Excerpts from an interface dataset:
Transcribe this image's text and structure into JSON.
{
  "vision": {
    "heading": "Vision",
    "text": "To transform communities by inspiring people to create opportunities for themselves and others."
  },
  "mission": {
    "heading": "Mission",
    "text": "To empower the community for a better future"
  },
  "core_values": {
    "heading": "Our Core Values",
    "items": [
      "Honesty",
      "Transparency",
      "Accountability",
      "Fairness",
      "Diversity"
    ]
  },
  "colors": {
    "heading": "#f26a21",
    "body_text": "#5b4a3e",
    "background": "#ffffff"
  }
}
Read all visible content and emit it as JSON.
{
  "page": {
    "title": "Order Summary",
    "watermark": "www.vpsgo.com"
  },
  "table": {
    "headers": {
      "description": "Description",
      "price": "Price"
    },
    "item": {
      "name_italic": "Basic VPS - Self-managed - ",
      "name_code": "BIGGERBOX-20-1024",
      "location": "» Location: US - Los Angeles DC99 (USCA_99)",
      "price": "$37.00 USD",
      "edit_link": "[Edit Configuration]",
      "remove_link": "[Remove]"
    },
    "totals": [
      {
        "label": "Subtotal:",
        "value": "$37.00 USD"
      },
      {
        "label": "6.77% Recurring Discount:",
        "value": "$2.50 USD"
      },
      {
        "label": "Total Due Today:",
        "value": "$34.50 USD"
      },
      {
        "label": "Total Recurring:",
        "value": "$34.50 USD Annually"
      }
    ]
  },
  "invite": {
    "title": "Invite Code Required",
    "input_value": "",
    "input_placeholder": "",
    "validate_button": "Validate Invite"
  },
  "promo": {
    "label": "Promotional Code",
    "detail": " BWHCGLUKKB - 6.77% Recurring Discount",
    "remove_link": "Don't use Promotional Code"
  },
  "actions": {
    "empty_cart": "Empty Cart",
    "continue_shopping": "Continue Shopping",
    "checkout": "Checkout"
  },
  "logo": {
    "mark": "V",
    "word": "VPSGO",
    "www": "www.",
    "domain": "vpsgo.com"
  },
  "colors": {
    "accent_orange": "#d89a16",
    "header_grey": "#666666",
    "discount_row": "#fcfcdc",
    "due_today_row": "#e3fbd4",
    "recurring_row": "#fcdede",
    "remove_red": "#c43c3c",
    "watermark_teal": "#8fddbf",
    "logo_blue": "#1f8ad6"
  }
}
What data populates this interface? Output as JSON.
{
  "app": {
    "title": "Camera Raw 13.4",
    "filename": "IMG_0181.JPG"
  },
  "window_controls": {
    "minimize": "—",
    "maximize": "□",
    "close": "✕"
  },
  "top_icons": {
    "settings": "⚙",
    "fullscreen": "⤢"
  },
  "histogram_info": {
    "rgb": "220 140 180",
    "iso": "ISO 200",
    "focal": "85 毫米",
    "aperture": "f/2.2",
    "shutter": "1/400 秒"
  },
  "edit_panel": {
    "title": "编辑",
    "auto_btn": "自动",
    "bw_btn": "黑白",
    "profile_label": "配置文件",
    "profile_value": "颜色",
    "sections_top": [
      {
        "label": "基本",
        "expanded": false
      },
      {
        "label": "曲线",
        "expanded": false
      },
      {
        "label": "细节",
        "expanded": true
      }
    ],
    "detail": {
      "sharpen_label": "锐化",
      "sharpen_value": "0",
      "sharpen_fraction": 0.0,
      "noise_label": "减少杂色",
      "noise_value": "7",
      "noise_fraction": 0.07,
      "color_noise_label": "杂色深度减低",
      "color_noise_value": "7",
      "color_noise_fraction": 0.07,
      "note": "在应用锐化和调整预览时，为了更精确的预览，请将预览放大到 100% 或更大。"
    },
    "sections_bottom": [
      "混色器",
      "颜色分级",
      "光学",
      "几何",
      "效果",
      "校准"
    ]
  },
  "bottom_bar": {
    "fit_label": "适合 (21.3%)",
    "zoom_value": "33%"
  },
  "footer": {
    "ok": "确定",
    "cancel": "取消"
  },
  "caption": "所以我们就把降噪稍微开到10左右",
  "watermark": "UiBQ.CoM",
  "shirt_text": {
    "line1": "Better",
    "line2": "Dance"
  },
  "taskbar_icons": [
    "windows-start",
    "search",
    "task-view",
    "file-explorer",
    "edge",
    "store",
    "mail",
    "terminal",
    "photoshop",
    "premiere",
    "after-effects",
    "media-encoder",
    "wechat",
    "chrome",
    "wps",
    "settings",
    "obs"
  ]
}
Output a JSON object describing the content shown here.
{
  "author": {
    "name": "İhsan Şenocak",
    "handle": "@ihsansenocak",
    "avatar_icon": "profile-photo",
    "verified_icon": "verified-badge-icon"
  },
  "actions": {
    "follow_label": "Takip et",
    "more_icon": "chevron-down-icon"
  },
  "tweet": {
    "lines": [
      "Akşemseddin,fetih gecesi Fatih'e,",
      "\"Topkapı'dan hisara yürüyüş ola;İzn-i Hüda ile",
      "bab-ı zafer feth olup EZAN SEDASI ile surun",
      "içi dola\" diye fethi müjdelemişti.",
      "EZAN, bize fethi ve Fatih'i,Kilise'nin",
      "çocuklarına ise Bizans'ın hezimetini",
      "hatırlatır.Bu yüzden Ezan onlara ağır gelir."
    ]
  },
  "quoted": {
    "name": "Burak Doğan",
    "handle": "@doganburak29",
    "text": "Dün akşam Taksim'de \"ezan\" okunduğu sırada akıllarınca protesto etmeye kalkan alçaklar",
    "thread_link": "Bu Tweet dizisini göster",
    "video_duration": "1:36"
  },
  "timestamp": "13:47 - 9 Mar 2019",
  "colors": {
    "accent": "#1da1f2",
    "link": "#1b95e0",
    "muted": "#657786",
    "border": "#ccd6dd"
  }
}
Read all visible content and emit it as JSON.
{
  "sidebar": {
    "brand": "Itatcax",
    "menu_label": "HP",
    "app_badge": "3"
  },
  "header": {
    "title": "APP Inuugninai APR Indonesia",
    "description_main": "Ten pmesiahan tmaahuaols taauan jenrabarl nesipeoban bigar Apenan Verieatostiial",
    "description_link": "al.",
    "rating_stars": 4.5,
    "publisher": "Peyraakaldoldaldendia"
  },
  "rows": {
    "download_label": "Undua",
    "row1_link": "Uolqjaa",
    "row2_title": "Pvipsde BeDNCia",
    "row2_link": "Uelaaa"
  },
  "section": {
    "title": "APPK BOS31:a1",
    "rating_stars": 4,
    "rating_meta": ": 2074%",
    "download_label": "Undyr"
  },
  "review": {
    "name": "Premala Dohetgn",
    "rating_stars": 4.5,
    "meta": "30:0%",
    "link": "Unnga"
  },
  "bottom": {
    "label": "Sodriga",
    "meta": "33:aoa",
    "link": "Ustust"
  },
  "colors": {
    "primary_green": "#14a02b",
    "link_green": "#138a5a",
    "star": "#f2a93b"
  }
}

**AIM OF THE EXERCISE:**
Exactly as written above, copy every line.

**RESULT BELOW:**
Transcribe this image's text and structure into JSON.
{
  "vision": {
    "heading": "Vision",
    "text": "To transform communities by inspiring people to create opportunities for themselves and others."
  },
  "mission": {
    "heading": "Mission",
    "text": "To empower the community for a better future"
  },
  "core_values": {
    "heading": "Our Core Values",
    "items": [
      "Honesty",
      "Transparency",
      "Accountability",
      "Fairness",
      "Diversity"
    ]
  },
  "colors": {
    "heading": "#f26a21",
    "body_text": "#5b4a3e",
    "background": "#ffffff"
  }
}
Read all visible content and emit it as JSON.
{
  "page": {
    "title": "Order Summary",
    "watermark": "www.vpsgo.com"
  },
  "table": {
    "headers": {
      "description": "Description",
      "price": "Price"
    },
    "item": {
      "name_italic": "Basic VPS - Self-managed - ",
      "name_code": "BIGGERBOX-20-1024",
      "location": "» Location: US - Los Angeles DC99 (USCA_99)",
      "price": "$37.00 USD",
      "edit_link": "[Edit Configuration]",
      "remove_link": "[Remove]"
    },
    "totals": [
      {
        "label": "Subtotal:",
        "value": "$37.00 USD"
      },
      {
        "label": "6.77% Recurring Discount:",
        "value": "$2.50 USD"
      },
      {
        "label": "Total Due Today:",
        "value": "$34.50 USD"
      },
      {
        "label": "Total Recurring:",
        "value": "$34.50 USD Annually"
      }
    ]
  },
  "invite": {
    "title": "Invite Code Required",
    "input_value": "",
    "input_placeholder": "",
    "validate_button": "Validate Invite"
  },
  "promo": {
    "label": "Promotional Code",
    "detail": " BWHCGLUKKB - 6.77% Recurring Discount",
    "remove_link": "Don't use Promotional Code"
  },
  "actions": {
    "empty_cart": "Empty Cart",
    "continue_shopping": "Continue Shopping",
    "checkout": "Checkout"
  },
  "logo": {
    "mark": "V",
    "word": "VPSGO",
    "www": "www.",
    "domain": "vpsgo.com"
  },
  "colors": {
    "accent_orange": "#d89a16",
    "header_grey": "#666666",
    "discount_row": "#fcfcdc",
    "due_today_row": "#e3fbd4",
    "recurring_row": "#fcdede",
    "remove_red": "#c43c3c",
    "watermark_teal": "#8fddbf",
    "logo_blue": "#1f8ad6"
  }
}
What data populates this interface? Output as JSON.
{
  "app": {
    "title": "Camera Raw 13.4",
    "filename": "IMG_0181.JPG"
  },
  "window_controls": {
    "minimize": "—",
    "maximize": "□",
    "close": "✕"
  },
  "top_icons": {
    "settings": "⚙",
    "fullscreen": "⤢"
  },
  "histogram_info": {
    "rgb": "220 140 180",
    "iso": "ISO 200",
    "focal": "85 毫米",
    "aperture": "f/2.2",
    "shutter": "1/400 秒"
  },
  "edit_panel": {
    "title": "编辑",
    "auto_btn": "自动",
    "bw_btn": "黑白",
    "profile_label": "配置文件",
    "profile_value": "颜色",
    "sections_top": [
      {
        "label": "基本",
        "expanded": false
      },
      {
        "label": "曲线",
        "expanded": false
      },
      {
        "label": "细节",
        "expanded": true
      }
    ],
    "detail": {
      "sharpen_label": "锐化",
      "sharpen_value": "0",
      "sharpen_fraction": 0.0,
      "noise_label": "减少杂色",
      "noise_value": "7",
      "noise_fraction": 0.07,
      "color_noise_label": "杂色深度减低",
      "color_noise_value": "7",
      "color_noise_fraction": 0.07,
      "note": "在应用锐化和调整预览时，为了更精确的预览，请将预览放大到 100% 或更大。"
    },
    "sections_bottom": [
      "混色器",
      "颜色分级",
      "光学",
      "几何",
      "效果",
      "校准"
    ]
  },
  "bottom_bar": {
    "fit_label": "适合 (21.3%)",
    "zoom_value": "33%"
  },
  "footer": {
    "ok": "确定",
    "cancel": "取消"
  },
  "caption": "所以我们就把降噪稍微开到10左右",
  "watermark": "UiBQ.CoM",
  "shirt_text": {
    "line1": "Better",
    "line2": "Dance"
  },
  "taskbar_icons": [
    "windows-start",
    "search",
    "task-view",
    "file-explorer",
    "edge",
    "store",
    "mail",
    "terminal",
    "photoshop",
    "premiere",
    "after-effects",
    "media-encoder",
    "wechat",
    "chrome",
    "wps",
    "settings",
    "obs"
  ]
}
Output a JSON object describing the content shown here.
{
  "author": {
    "name": "İhsan Şenocak",
    "handle": "@ihsansenocak",
    "avatar_icon": "profile-photo",
    "verified_icon": "verified-badge-icon"
  },
  "actions": {
    "follow_label": "Takip et",
    "more_icon": "chevron-down-icon"
  },
  "tweet": {
    "lines": [
      "Akşemseddin,fetih gecesi Fatih'e,",
      "\"Topkapı'dan hisara yürüyüş ola;İzn-i Hüda ile",
      "bab-ı zafer feth olup EZAN SEDASI ile surun",
      "içi dola\" diye fethi müjdelemişti.",
      "EZAN, bize fethi ve Fatih'i,Kilise'nin",
      "çocuklarına ise Bizans'ın hezimetini",
      "hatırlatır.Bu yüzden Ezan onlara ağır gelir."
    ]
  },
  "quoted": {
    "name": "Burak Doğan",
    "handle": "@doganburak29",
    "text": "Dün akşam Taksim'de \"ezan\" okunduğu sırada akıllarınca protesto etmeye kalkan alçaklar",
    "thread_link": "Bu Tweet dizisini göster",
    "video_duration": "1:36"
  },
  "timestamp": "13:47 - 9 Mar 2019",
  "colors": {
    "accent": "#1da1f2",
    "link": "#1b95e0",
    "muted": "#657786",
    "border": "#ccd6dd"
  }
}
Read all visible content and emit it as JSON.
{
  "sidebar": {
    "brand": "Itatcax",
    "menu_label": "HP",
    "app_badge": "3"
  },
  "header": {
    "title": "APP Inuugninai APR Indonesia",
    "description_main": "Ten pmesiahan tmaahuaols taauan jenrabarl nesipeoban bigar Apenan Verieatostiial",
    "description_link": "al.",
    "rating_stars": 4.5,
    "publisher": "Peyraakaldoldaldendia"
  },
  "rows": {
    "download_label": "Undua",
    "row1_link": "Uolqjaa",
    "row2_title": "Pvipsde BeDNCia",
    "row2_link": "Uelaaa"
  },
  "section": {
    "title": "APPK BOS31:a1",
    "rating_stars": 4,
    "rating_meta": ": 2074%",
    "download_label": "Undyr"
  },
  "review": {
    "name": "Premala Dohetgn",
    "rating_stars": 4.5,
    "meta": "30:0%",
    "link": "Unnga"
  },
  "bottom": {
    "label": "Sodriga",
    "meta": "33:aoa",
    "link": "Ustust"
  },
  "colors": {
    "primary_green": "#14a02b",
    "link_green": "#138a5a",
    "star": "#f2a93b"
  }
}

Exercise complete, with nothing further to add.